The answer must be a single number: how many lines in the entries hold the string "Keyword".

• [Recorded data]
#####
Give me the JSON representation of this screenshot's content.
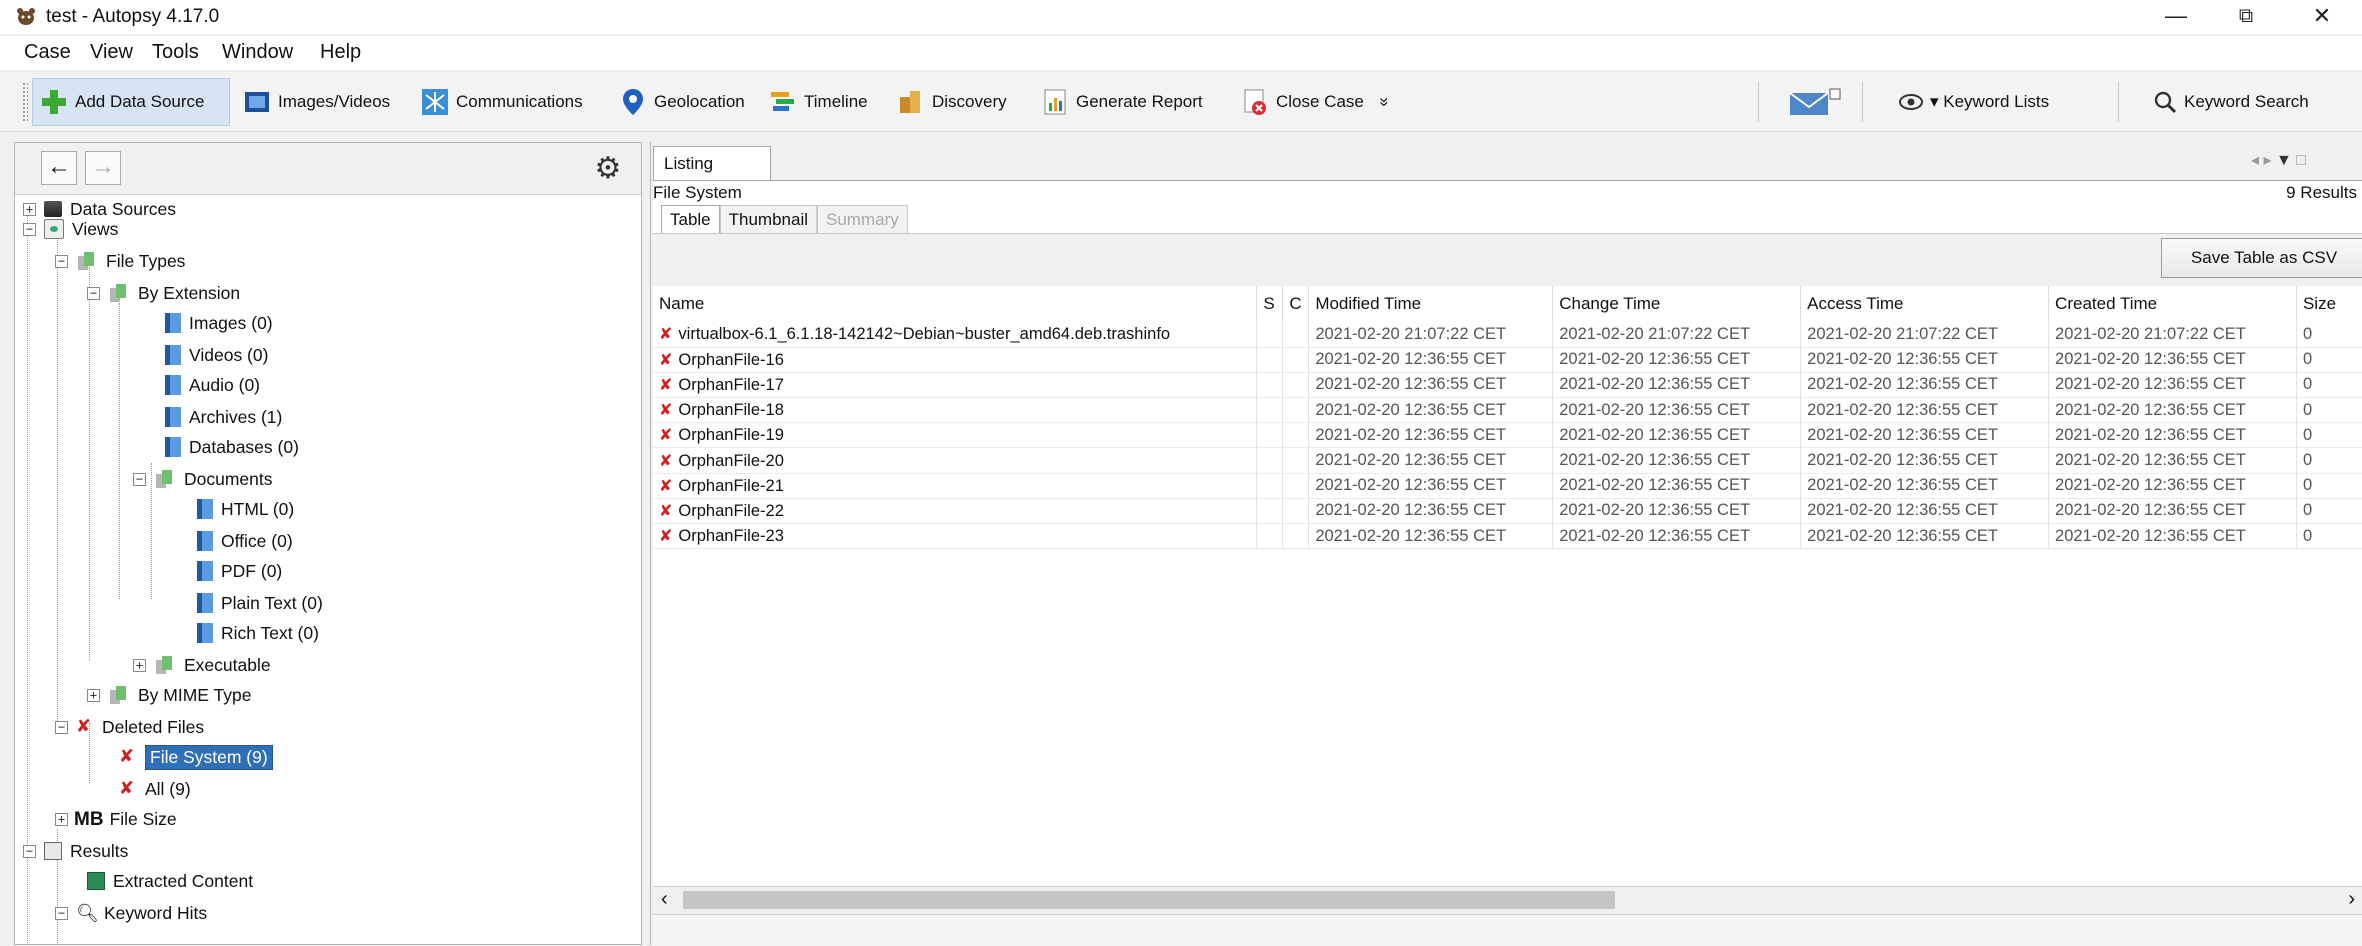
{
  "window": {
    "title": "test - Autopsy 4.17.0",
    "minimize": "—",
    "restore": "⧉",
    "close": "✕"
  },
  "menu": [
    "Case",
    "View",
    "Tools",
    "Window",
    "Help"
  ],
  "toolbar": {
    "add_data_source": "Add Data Source",
    "images_videos": "Images/Videos",
    "communications": "Communications",
    "geolocation": "Geolocation",
    "timeline": "Timeline",
    "discovery": "Discovery",
    "generate_report": "Generate Report",
    "close_case": "Close Case",
    "overflow": "»",
    "keyword_lists": "▾ Keyword Lists",
    "keyword_search": "Keyword Search"
  },
  "nav": {
    "back": "←",
    "forward": "→",
    "settings_icon": "gear-icon"
  },
  "tree": {
    "data_sources": "Data Sources",
    "views": "Views",
    "file_types": "File Types",
    "by_extension": "By Extension",
    "images": "Images (0)",
    "videos": "Videos (0)",
    "audio": "Audio (0)",
    "archives": "Archives (1)",
    "databases": "Databases (0)",
    "documents": "Documents",
    "html": "HTML (0)",
    "office": "Office (0)",
    "pdf": "PDF (0)",
    "plain_text": "Plain Text (0)",
    "rich_text": "Rich Text (0)",
    "executable": "Executable",
    "by_mime": "By MIME Type",
    "deleted_files": "Deleted Files",
    "file_system": "File System (9)",
    "all": "All (9)",
    "mb_prefix": "MB",
    "file_size": "File Size",
    "results": "Results",
    "extracted_content": "Extracted Content",
    "keyword_hits": "Keyword Hits"
  },
  "listing": {
    "tab": "Listing",
    "breadcrumb": "File System",
    "results_count": "9 Results",
    "subtabs": {
      "table": "Table",
      "thumbnail": "Thumbnail",
      "summary": "Summary"
    },
    "save_csv": "Save Table as CSV",
    "columns": [
      "Name",
      "S",
      "C",
      "Modified Time",
      "Change Time",
      "Access Time",
      "Created Time",
      "Size"
    ],
    "rows": [
      {
        "name": "virtualbox-6.1_6.1.18-142142~Debian~buster_amd64.deb.trashinfo",
        "mtime": "2021-02-20 21:07:22 CET",
        "ctime": "2021-02-20 21:07:22 CET",
        "atime": "2021-02-20 21:07:22 CET",
        "crtime": "2021-02-20 21:07:22 CET",
        "size": "0"
      },
      {
        "name": "OrphanFile-16",
        "mtime": "2021-02-20 12:36:55 CET",
        "ctime": "2021-02-20 12:36:55 CET",
        "atime": "2021-02-20 12:36:55 CET",
        "crtime": "2021-02-20 12:36:55 CET",
        "size": "0"
      },
      {
        "name": "OrphanFile-17",
        "mtime": "2021-02-20 12:36:55 CET",
        "ctime": "2021-02-20 12:36:55 CET",
        "atime": "2021-02-20 12:36:55 CET",
        "crtime": "2021-02-20 12:36:55 CET",
        "size": "0"
      },
      {
        "name": "OrphanFile-18",
        "mtime": "2021-02-20 12:36:55 CET",
        "ctime": "2021-02-20 12:36:55 CET",
        "atime": "2021-02-20 12:36:55 CET",
        "crtime": "2021-02-20 12:36:55 CET",
        "size": "0"
      },
      {
        "name": "OrphanFile-19",
        "mtime": "2021-02-20 12:36:55 CET",
        "ctime": "2021-02-20 12:36:55 CET",
        "atime": "2021-02-20 12:36:55 CET",
        "crtime": "2021-02-20 12:36:55 CET",
        "size": "0"
      },
      {
        "name": "OrphanFile-20",
        "mtime": "2021-02-20 12:36:55 CET",
        "ctime": "2021-02-20 12:36:55 CET",
        "atime": "2021-02-20 12:36:55 CET",
        "crtime": "2021-02-20 12:36:55 CET",
        "size": "0"
      },
      {
        "name": "OrphanFile-21",
        "mtime": "2021-02-20 12:36:55 CET",
        "ctime": "2021-02-20 12:36:55 CET",
        "atime": "2021-02-20 12:36:55 CET",
        "crtime": "2021-02-20 12:36:55 CET",
        "size": "0"
      },
      {
        "name": "OrphanFile-22",
        "mtime": "2021-02-20 12:36:55 CET",
        "ctime": "2021-02-20 12:36:55 CET",
        "atime": "2021-02-20 12:36:55 CET",
        "crtime": "2021-02-20 12:36:55 CET",
        "size": "0"
      },
      {
        "name": "OrphanFile-23",
        "mtime": "2021-02-20 12:36:55 CET",
        "ctime": "2021-02-20 12:36:55 CET",
        "atime": "2021-02-20 12:36:55 CET",
        "crtime": "2021-02-20 12:36:55 CET",
        "size": "0"
      }
    ]
  },
  "colors": {
    "selection": "#2f6fb8",
    "deleted_mark": "#d21f1f",
    "active_toolbar": "#d6e4f4"
  }
}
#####
• [Result of the task] 3